Columbia, Cmdr. Duane R. Ashton in command, deployed for Operation Enduring Freedom and Operation Iraqi Freedom (6 December 2002–6 June 2003) and on 21 and 22 March she joined 29 other U.S. and British ships and submarines that fired TLAMs against Iraqi military targets.

Columbia VIII (SSN-771) 1995-030606-N-3707W-001
Crewmen moor Columbia when they return triumphantly from Operations Enduring Freedom and Iraqi Freedom to Naval Station Pearl Harbor, Hi., 6 June 2003. Commercial tug Tiger 1 pushes the submarine to her berth, and the rattlesnake jack, a flag dating from the American Revolution and bearing the motto “Don’t Tread on Me,” snaps defiantly in the breeze. (Journalist 2nd Class John Watts, U.S. Navy Photograph 030606-N-3707W-001, Navy NewsStand)
Columbia VIII (SSN-771) 1995-111221-N-UK333-045
Columbia returns from a deployment to the Western Pacific to Joint Base Pearl Harbor-Hickam, Hi., 21 December 2011. (Mass Communication Specialist 2nd Class Ronald Gutridge, U.S. Navy Photograph 111221-N-UK333-045, Navy NewsStand)
Columbia VIII (SSN-771) 1995-111221-N-UK333-093
Sonar Technician 1st Class Philip Martinez’s wife greets him with a kiss when Columbia returns, 21 December 2011. (Mass Communication Specialist 2nd Class Ronald Gutridge, U.S. Navy Photograph 111221-N-UK333-093, Navy NewsStand)

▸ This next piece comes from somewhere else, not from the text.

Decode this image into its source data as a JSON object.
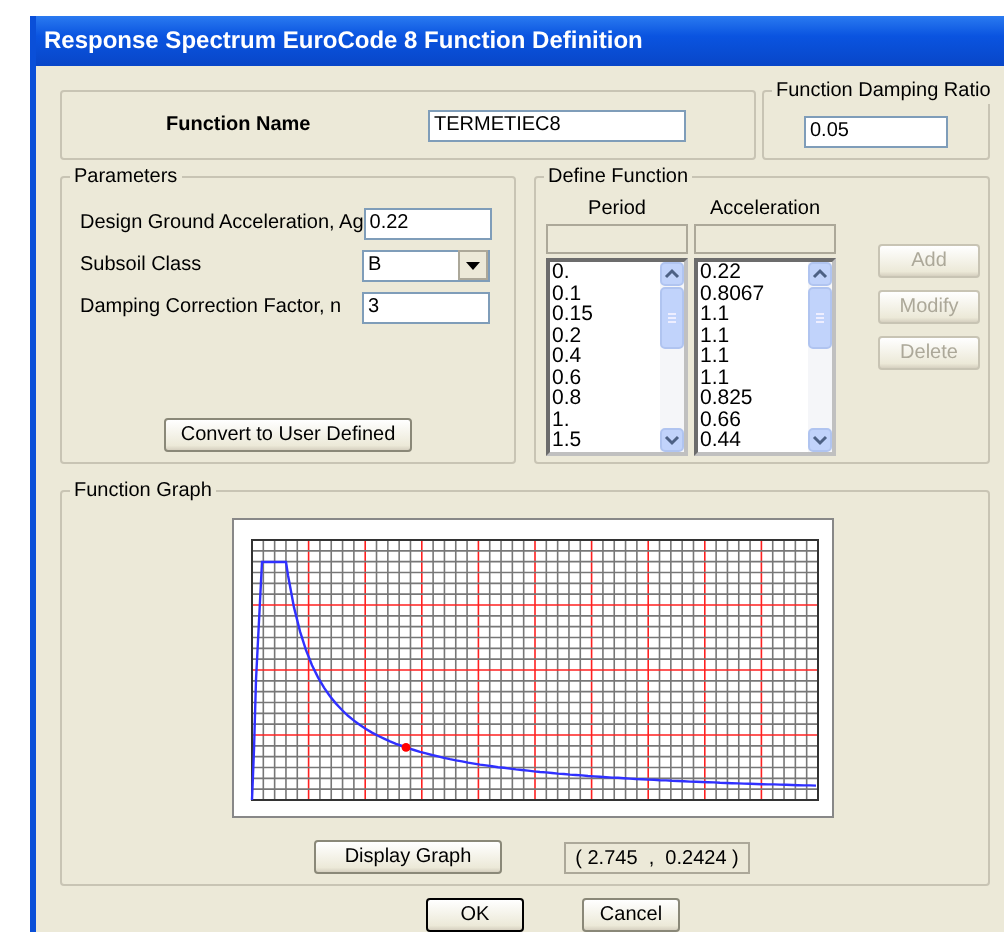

Detailed history under construction.

Mark L. Evans

29 September 2015

Published: Thu Jan 26 09:16:06 EST 2017